- _Entries provided_
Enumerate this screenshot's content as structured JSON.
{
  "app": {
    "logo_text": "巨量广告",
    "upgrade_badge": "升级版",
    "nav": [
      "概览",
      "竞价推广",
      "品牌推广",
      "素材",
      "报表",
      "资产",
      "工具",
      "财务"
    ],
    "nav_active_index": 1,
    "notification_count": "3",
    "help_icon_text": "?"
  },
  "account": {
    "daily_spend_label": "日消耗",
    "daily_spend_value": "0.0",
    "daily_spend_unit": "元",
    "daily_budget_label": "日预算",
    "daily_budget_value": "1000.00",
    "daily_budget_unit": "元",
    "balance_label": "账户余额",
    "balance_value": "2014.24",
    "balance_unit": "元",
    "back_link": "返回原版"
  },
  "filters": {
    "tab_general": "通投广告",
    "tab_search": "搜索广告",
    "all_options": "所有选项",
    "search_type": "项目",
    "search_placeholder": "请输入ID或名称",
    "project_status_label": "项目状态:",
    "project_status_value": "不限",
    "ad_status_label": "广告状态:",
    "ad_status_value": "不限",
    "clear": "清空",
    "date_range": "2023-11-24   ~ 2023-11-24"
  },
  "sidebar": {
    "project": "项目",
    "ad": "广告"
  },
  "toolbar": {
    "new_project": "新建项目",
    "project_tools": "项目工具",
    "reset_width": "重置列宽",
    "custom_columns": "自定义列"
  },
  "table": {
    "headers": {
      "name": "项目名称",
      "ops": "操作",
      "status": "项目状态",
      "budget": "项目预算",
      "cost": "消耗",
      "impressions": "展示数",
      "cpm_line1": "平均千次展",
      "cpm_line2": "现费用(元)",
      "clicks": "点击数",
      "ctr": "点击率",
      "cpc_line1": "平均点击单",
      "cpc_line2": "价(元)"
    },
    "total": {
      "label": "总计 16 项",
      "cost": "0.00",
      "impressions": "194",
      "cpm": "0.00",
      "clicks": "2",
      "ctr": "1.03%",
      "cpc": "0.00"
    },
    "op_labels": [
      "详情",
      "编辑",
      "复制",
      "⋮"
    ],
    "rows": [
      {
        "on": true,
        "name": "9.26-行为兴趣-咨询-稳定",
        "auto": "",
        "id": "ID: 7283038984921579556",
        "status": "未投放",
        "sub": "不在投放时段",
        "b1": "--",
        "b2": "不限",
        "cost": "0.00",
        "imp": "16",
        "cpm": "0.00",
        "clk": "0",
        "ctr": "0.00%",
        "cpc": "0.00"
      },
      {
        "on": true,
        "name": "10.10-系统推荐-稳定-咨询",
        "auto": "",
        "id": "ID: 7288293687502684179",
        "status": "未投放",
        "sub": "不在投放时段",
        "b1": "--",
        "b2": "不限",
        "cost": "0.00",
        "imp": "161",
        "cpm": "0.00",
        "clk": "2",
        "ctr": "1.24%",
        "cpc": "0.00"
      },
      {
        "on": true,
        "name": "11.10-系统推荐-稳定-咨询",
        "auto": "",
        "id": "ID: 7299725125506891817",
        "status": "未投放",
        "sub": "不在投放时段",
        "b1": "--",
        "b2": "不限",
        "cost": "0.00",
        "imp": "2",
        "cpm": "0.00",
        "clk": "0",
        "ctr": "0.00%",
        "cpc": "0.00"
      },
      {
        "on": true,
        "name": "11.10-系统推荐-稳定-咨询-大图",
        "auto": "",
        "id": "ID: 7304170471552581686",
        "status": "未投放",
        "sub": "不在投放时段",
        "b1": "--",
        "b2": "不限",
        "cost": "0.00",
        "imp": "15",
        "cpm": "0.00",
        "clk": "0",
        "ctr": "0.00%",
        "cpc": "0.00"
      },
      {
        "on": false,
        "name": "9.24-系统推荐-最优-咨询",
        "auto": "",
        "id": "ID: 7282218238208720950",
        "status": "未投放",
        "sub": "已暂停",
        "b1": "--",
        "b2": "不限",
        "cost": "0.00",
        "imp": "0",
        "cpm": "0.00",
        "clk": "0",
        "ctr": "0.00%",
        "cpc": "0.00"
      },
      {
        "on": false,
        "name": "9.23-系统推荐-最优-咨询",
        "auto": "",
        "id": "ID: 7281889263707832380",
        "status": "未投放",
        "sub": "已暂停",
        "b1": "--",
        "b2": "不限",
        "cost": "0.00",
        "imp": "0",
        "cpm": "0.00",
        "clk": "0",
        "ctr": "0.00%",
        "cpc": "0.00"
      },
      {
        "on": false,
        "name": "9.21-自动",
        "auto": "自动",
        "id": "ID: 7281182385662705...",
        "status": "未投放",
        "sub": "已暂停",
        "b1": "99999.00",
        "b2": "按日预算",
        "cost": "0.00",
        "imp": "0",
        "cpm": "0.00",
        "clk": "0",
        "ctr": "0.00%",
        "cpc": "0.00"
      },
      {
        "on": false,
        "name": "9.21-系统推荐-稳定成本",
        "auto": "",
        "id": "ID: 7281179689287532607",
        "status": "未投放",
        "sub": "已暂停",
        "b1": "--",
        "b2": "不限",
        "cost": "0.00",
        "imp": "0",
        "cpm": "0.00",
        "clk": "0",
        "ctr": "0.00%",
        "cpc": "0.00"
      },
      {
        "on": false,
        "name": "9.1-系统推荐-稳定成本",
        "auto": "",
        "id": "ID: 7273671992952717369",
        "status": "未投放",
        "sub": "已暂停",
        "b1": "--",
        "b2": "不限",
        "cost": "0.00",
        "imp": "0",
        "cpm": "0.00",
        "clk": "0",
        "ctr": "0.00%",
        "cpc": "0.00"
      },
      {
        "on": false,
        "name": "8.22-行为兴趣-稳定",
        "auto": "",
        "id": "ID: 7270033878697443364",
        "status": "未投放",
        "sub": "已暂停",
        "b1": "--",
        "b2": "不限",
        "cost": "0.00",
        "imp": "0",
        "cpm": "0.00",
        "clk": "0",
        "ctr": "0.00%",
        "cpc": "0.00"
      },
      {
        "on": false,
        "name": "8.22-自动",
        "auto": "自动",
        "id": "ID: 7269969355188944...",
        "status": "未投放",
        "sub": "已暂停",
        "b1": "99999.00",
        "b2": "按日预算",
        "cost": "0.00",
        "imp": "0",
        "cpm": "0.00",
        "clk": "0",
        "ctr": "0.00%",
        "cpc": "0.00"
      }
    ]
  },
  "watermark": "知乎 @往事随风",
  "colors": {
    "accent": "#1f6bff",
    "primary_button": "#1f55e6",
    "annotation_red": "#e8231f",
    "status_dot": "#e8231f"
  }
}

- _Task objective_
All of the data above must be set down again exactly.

- _Output for this task_
Enumerate this screenshot's content as structured JSON.
{
  "app": {
    "logo_text": "巨量广告",
    "upgrade_badge": "升级版",
    "nav": [
      "概览",
      "竞价推广",
      "品牌推广",
      "素材",
      "报表",
      "资产",
      "工具",
      "财务"
    ],
    "nav_active_index": 1,
    "notification_count": "3",
    "help_icon_text": "?"
  },
  "account": {
    "daily_spend_label": "日消耗",
    "daily_spend_value": "0.0",
    "daily_spend_unit": "元",
    "daily_budget_label": "日预算",
    "daily_budget_value": "1000.00",
    "daily_budget_unit": "元",
    "balance_label": "账户余额",
    "balance_value": "2014.24",
    "balance_unit": "元",
    "back_link": "返回原版"
  },
  "filters": {
    "tab_general": "通投广告",
    "tab_search": "搜索广告",
    "all_options": "所有选项",
    "search_type": "项目",
    "search_placeholder": "请输入ID或名称",
    "project_status_label": "项目状态:",
    "project_status_value": "不限",
    "ad_status_label": "广告状态:",
    "ad_status_value": "不限",
    "clear": "清空",
    "date_range": "2023-11-24   ~ 2023-11-24"
  },
  "sidebar": {
    "project": "项目",
    "ad": "广告"
  },
  "toolbar": {
    "new_project": "新建项目",
    "project_tools": "项目工具",
    "reset_width": "重置列宽",
    "custom_columns": "自定义列"
  },
  "table": {
    "headers": {
      "name": "项目名称",
      "ops": "操作",
      "status": "项目状态",
      "budget": "项目预算",
      "cost": "消耗",
      "impressions": "展示数",
      "cpm_line1": "平均千次展",
      "cpm_line2": "现费用(元)",
      "clicks": "点击数",
      "ctr": "点击率",
      "cpc_line1": "平均点击单",
      "cpc_line2": "价(元)"
    },
    "total": {
      "label": "总计 16 项",
      "cost": "0.00",
      "impressions": "194",
      "cpm": "0.00",
      "clicks": "2",
      "ctr": "1.03%",
      "cpc": "0.00"
    },
    "op_labels": [
      "详情",
      "编辑",
      "复制",
      "⋮"
    ],
    "rows": [
      {
        "on": true,
        "name": "9.26-行为兴趣-咨询-稳定",
        "auto": "",
        "id": "ID: 7283038984921579556",
        "status": "未投放",
        "sub": "不在投放时段",
        "b1": "--",
        "b2": "不限",
        "cost": "0.00",
        "imp": "16",
        "cpm": "0.00",
        "clk": "0",
        "ctr": "0.00%",
        "cpc": "0.00"
      },
      {
        "on": true,
        "name": "10.10-系统推荐-稳定-咨询",
        "auto": "",
        "id": "ID: 7288293687502684179",
        "status": "未投放",
        "sub": "不在投放时段",
        "b1": "--",
        "b2": "不限",
        "cost": "0.00",
        "imp": "161",
        "cpm": "0.00",
        "clk": "2",
        "ctr": "1.24%",
        "cpc": "0.00"
      },
      {
        "on": true,
        "name": "11.10-系统推荐-稳定-咨询",
        "auto": "",
        "id": "ID: 7299725125506891817",
        "status": "未投放",
        "sub": "不在投放时段",
        "b1": "--",
        "b2": "不限",
        "cost": "0.00",
        "imp": "2",
        "cpm": "0.00",
        "clk": "0",
        "ctr": "0.00%",
        "cpc": "0.00"
      },
      {
        "on": true,
        "name": "11.10-系统推荐-稳定-咨询-大图",
        "auto": "",
        "id": "ID: 7304170471552581686",
        "status": "未投放",
        "sub": "不在投放时段",
        "b1": "--",
        "b2": "不限",
        "cost": "0.00",
        "imp": "15",
        "cpm": "0.00",
        "clk": "0",
        "ctr": "0.00%",
        "cpc": "0.00"
      },
      {
        "on": false,
        "name": "9.24-系统推荐-最优-咨询",
        "auto": "",
        "id": "ID: 7282218238208720950",
        "status": "未投放",
        "sub": "已暂停",
        "b1": "--",
        "b2": "不限",
        "cost": "0.00",
        "imp": "0",
        "cpm": "0.00",
        "clk": "0",
        "ctr": "0.00%",
        "cpc": "0.00"
      },
      {
        "on": false,
        "name": "9.23-系统推荐-最优-咨询",
        "auto": "",
        "id": "ID: 7281889263707832380",
        "status": "未投放",
        "sub": "已暂停",
        "b1": "--",
        "b2": "不限",
        "cost": "0.00",
        "imp": "0",
        "cpm": "0.00",
        "clk": "0",
        "ctr": "0.00%",
        "cpc": "0.00"
      },
      {
        "on": false,
        "name": "9.21-自动",
        "auto": "自动",
        "id": "ID: 7281182385662705...",
        "status": "未投放",
        "sub": "已暂停",
        "b1": "99999.00",
        "b2": "按日预算",
        "cost": "0.00",
        "imp": "0",
        "cpm": "0.00",
        "clk": "0",
        "ctr": "0.00%",
        "cpc": "0.00"
      },
      {
        "on": false,
        "name": "9.21-系统推荐-稳定成本",
        "auto": "",
        "id": "ID: 7281179689287532607",
        "status": "未投放",
        "sub": "已暂停",
        "b1": "--",
        "b2": "不限",
        "cost": "0.00",
        "imp": "0",
        "cpm": "0.00",
        "clk": "0",
        "ctr": "0.00%",
        "cpc": "0.00"
      },
      {
        "on": false,
        "name": "9.1-系统推荐-稳定成本",
        "auto": "",
        "id": "ID: 7273671992952717369",
        "status": "未投放",
        "sub": "已暂停",
        "b1": "--",
        "b2": "不限",
        "cost": "0.00",
        "imp": "0",
        "cpm": "0.00",
        "clk": "0",
        "ctr": "0.00%",
        "cpc": "0.00"
      },
      {
        "on": false,
        "name": "8.22-行为兴趣-稳定",
        "auto": "",
        "id": "ID: 7270033878697443364",
        "status": "未投放",
        "sub": "已暂停",
        "b1": "--",
        "b2": "不限",
        "cost": "0.00",
        "imp": "0",
        "cpm": "0.00",
        "clk": "0",
        "ctr": "0.00%",
        "cpc": "0.00"
      },
      {
        "on": false,
        "name": "8.22-自动",
        "auto": "自动",
        "id": "ID: 7269969355188944...",
        "status": "未投放",
        "sub": "已暂停",
        "b1": "99999.00",
        "b2": "按日预算",
        "cost": "0.00",
        "imp": "0",
        "cpm": "0.00",
        "clk": "0",
        "ctr": "0.00%",
        "cpc": "0.00"
      }
    ]
  },
  "watermark": "知乎 @往事随风",
  "colors": {
    "accent": "#1f6bff",
    "primary_button": "#1f55e6",
    "annotation_red": "#e8231f",
    "status_dot": "#e8231f"
  }
}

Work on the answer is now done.